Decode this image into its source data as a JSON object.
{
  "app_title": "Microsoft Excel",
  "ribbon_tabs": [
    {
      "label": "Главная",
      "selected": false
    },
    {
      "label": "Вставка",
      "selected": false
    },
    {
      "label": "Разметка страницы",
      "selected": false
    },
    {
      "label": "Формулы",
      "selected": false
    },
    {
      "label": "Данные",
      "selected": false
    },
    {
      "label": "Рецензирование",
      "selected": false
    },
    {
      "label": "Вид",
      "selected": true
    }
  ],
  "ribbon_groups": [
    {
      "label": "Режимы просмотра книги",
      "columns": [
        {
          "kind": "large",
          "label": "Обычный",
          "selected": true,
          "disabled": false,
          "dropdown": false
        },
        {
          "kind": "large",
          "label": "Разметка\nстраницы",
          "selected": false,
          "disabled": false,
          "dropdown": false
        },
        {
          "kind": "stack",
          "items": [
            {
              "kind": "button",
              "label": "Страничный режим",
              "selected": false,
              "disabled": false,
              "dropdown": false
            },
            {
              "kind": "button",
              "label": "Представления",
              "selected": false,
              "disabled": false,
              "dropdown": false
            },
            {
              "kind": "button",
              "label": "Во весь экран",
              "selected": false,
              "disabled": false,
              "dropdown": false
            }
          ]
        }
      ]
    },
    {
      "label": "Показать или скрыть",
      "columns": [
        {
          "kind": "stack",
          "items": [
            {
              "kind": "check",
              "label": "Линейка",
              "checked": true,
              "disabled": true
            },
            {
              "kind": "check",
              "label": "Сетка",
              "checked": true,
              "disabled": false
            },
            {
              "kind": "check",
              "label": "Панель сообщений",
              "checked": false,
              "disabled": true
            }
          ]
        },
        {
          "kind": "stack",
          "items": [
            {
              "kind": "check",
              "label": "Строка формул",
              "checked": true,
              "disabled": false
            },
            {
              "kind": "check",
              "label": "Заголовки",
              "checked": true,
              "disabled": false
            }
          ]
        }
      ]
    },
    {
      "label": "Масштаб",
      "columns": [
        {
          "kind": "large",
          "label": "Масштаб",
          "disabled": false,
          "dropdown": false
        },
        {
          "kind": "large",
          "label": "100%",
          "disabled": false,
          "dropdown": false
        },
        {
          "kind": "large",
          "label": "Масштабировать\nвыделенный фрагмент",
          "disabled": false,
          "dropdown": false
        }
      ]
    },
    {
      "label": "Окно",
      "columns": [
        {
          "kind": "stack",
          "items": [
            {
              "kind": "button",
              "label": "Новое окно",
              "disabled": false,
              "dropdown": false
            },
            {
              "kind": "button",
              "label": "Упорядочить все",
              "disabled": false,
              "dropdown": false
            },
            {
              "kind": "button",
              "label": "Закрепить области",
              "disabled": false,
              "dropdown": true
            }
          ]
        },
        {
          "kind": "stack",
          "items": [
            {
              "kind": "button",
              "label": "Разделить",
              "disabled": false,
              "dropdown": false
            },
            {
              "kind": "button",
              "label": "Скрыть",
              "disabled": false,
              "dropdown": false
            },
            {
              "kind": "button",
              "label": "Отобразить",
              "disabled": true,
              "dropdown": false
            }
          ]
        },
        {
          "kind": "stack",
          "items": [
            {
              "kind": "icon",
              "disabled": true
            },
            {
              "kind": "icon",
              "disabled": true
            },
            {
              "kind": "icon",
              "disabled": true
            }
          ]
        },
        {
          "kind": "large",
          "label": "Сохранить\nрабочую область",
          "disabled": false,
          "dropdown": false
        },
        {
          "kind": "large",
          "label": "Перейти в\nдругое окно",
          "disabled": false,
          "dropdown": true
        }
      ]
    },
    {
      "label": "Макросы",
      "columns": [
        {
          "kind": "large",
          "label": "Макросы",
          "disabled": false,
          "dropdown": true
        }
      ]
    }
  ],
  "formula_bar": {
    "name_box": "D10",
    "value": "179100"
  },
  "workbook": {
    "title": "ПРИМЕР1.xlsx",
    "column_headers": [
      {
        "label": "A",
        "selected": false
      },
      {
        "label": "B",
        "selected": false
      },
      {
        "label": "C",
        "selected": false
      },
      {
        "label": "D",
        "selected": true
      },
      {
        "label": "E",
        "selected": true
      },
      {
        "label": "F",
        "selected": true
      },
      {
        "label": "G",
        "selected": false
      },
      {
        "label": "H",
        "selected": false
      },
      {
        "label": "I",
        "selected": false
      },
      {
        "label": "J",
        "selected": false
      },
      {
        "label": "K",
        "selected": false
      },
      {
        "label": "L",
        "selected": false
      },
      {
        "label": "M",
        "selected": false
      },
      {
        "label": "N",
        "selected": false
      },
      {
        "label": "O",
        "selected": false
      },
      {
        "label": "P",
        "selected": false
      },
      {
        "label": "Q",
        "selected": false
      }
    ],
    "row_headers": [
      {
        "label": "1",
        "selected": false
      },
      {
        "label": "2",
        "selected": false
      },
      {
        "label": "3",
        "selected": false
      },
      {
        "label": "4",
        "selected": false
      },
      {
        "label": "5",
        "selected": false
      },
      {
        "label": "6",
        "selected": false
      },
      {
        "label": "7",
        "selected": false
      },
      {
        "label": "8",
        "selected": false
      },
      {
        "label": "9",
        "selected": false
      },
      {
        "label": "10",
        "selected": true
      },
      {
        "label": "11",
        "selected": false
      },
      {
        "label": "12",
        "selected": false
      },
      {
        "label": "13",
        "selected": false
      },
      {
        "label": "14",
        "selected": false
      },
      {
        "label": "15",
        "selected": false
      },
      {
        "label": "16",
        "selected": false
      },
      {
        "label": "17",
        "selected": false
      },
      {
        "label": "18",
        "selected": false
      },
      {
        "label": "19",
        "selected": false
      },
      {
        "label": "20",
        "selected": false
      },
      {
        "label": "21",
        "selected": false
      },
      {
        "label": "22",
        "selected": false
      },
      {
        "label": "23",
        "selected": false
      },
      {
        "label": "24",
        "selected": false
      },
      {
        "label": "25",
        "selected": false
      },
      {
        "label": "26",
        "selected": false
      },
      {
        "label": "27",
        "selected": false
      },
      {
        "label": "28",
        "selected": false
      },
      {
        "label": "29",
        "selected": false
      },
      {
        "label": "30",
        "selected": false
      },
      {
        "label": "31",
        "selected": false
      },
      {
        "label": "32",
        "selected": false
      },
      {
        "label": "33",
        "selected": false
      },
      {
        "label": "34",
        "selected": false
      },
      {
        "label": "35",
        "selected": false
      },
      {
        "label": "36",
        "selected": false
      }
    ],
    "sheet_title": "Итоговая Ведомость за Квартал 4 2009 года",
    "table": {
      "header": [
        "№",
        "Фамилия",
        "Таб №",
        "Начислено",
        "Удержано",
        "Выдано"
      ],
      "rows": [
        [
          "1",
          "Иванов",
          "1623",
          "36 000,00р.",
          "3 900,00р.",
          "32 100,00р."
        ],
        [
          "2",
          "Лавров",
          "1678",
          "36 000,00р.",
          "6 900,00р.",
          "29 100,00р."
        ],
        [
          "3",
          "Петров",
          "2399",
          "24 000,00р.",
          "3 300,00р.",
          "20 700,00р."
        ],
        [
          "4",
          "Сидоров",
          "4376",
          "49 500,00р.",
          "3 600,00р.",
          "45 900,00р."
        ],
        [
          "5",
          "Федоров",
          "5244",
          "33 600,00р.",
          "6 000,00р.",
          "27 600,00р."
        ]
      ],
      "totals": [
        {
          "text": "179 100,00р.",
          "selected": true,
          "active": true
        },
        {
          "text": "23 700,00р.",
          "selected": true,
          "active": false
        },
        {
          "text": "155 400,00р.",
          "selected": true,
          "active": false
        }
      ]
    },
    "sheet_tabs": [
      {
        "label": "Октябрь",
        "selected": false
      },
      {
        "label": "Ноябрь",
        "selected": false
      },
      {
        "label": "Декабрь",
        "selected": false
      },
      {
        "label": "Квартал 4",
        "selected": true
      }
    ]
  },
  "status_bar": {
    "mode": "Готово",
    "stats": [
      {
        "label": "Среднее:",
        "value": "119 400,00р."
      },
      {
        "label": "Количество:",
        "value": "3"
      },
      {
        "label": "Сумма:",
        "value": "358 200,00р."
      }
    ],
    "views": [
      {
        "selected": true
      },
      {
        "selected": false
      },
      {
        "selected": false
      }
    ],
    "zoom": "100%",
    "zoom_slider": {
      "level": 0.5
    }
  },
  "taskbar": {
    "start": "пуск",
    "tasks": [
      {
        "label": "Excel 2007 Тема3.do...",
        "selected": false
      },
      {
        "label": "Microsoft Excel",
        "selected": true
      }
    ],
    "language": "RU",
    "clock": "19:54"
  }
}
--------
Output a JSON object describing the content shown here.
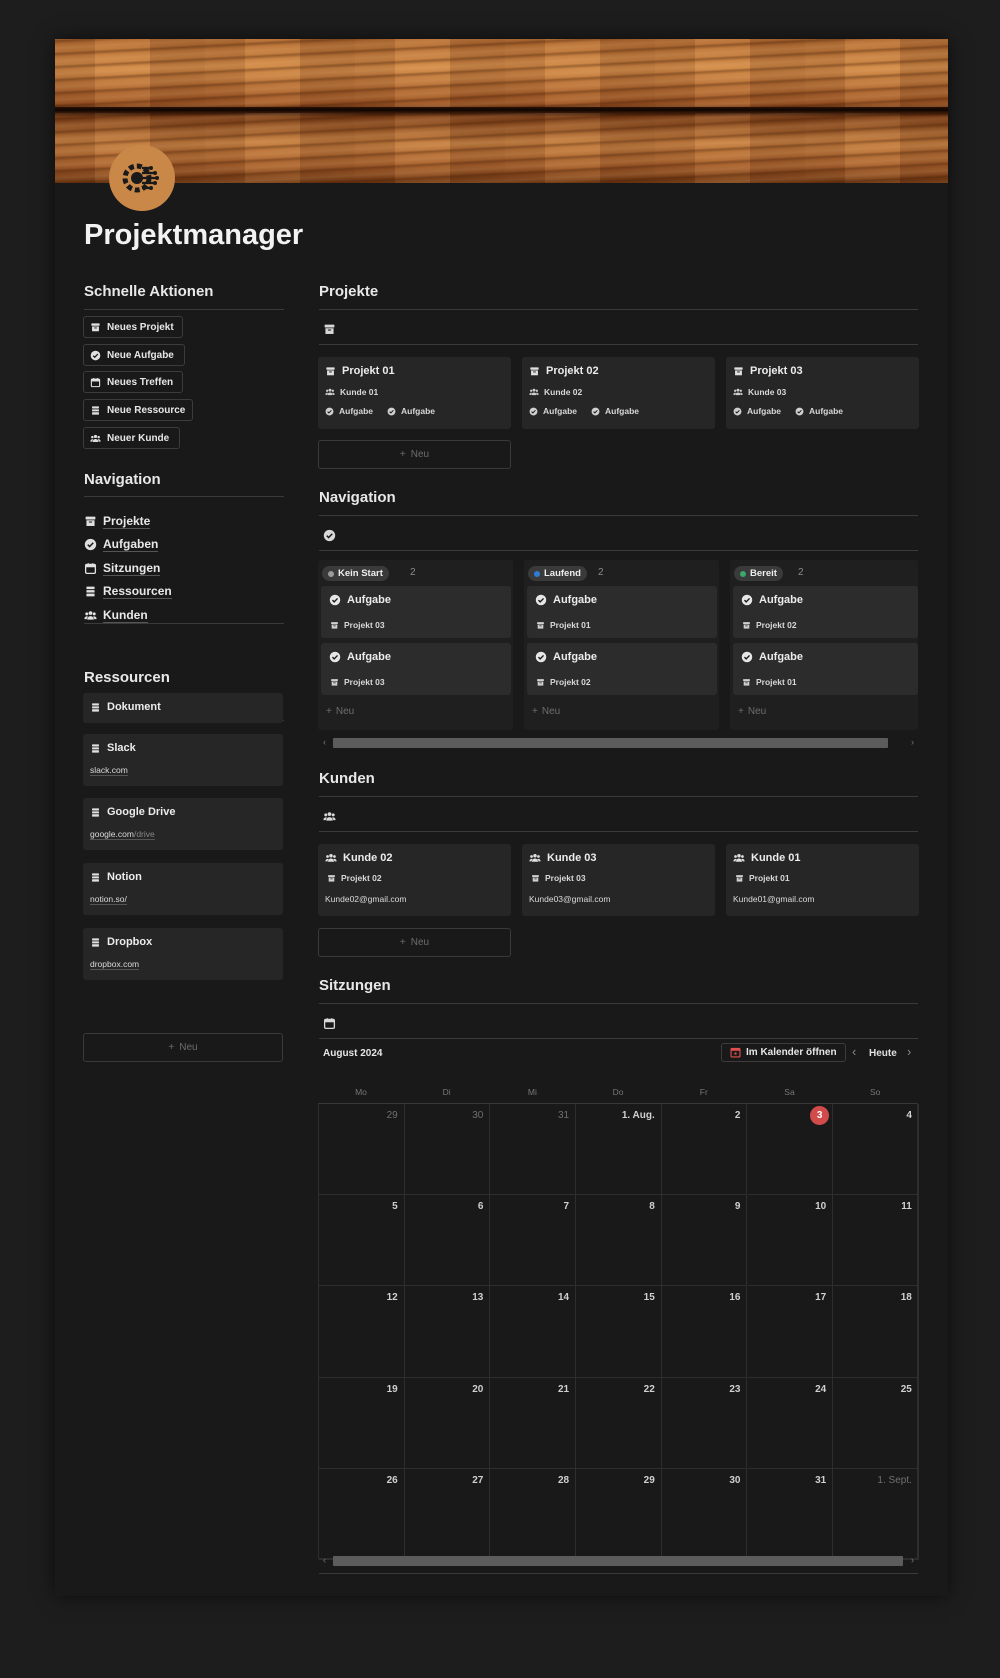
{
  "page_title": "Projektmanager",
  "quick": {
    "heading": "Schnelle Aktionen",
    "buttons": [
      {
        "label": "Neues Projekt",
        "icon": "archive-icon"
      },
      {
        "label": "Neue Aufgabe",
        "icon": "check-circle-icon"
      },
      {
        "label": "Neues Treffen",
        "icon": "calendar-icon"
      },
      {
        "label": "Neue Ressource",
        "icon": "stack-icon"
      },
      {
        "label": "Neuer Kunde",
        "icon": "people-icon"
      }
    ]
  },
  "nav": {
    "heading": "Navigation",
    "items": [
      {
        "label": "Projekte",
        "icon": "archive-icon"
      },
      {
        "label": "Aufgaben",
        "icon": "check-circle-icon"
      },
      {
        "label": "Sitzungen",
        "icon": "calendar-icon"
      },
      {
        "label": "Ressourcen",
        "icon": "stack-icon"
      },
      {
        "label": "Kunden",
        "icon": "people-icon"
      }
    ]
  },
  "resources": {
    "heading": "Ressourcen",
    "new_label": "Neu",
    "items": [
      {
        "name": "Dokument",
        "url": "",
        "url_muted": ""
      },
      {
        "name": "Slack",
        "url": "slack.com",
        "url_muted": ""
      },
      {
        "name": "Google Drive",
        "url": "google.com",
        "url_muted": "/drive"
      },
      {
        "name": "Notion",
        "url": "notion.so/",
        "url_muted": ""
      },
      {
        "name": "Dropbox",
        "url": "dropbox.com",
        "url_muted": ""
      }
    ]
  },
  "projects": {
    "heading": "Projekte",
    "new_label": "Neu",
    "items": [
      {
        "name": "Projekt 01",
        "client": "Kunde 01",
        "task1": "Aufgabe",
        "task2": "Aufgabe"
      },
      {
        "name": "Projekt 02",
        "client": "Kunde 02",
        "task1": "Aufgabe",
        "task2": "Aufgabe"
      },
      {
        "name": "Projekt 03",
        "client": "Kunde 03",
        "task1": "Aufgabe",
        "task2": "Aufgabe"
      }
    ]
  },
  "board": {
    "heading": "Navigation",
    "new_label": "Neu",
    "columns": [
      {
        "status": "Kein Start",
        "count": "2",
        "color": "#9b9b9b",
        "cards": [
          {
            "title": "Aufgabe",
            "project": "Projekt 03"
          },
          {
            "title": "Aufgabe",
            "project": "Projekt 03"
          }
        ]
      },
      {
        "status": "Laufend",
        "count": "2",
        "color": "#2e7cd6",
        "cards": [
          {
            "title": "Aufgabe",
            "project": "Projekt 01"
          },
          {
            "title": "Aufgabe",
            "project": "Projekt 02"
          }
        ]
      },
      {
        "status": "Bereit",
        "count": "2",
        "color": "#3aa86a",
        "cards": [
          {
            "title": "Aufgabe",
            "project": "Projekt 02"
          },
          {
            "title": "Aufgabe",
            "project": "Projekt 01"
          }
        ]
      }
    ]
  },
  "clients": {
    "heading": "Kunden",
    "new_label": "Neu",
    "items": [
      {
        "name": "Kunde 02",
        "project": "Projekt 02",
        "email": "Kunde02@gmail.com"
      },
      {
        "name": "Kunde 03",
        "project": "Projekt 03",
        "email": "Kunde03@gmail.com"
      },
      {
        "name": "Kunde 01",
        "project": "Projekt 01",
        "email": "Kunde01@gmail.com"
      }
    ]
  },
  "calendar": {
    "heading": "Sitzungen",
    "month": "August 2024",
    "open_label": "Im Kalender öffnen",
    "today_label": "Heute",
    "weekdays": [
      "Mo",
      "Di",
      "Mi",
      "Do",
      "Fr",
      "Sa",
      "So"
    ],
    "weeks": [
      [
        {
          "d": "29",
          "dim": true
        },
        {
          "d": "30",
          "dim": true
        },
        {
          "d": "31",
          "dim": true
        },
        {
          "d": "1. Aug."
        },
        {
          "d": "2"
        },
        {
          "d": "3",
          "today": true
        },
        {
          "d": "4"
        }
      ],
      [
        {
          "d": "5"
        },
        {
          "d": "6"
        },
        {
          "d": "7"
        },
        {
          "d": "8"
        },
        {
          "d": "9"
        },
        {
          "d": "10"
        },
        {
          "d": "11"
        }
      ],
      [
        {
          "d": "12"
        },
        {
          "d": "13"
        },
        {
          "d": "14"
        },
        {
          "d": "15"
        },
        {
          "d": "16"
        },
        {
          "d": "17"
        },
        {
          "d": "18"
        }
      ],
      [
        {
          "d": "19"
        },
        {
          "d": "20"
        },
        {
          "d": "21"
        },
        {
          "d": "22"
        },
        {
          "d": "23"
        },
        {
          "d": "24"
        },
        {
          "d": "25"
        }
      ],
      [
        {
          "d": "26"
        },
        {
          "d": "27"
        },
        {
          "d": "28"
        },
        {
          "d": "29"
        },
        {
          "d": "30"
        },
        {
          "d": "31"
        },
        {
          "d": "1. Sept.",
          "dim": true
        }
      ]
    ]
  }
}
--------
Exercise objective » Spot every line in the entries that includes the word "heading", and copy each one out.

Response area »
    "heading": "Schnelle Aktionen",
    "heading": "Navigation",
    "heading": "Ressourcen",
    "heading": "Projekte",
    "heading": "Navigation",
    "heading": "Kunden",
    "heading": "Sitzungen",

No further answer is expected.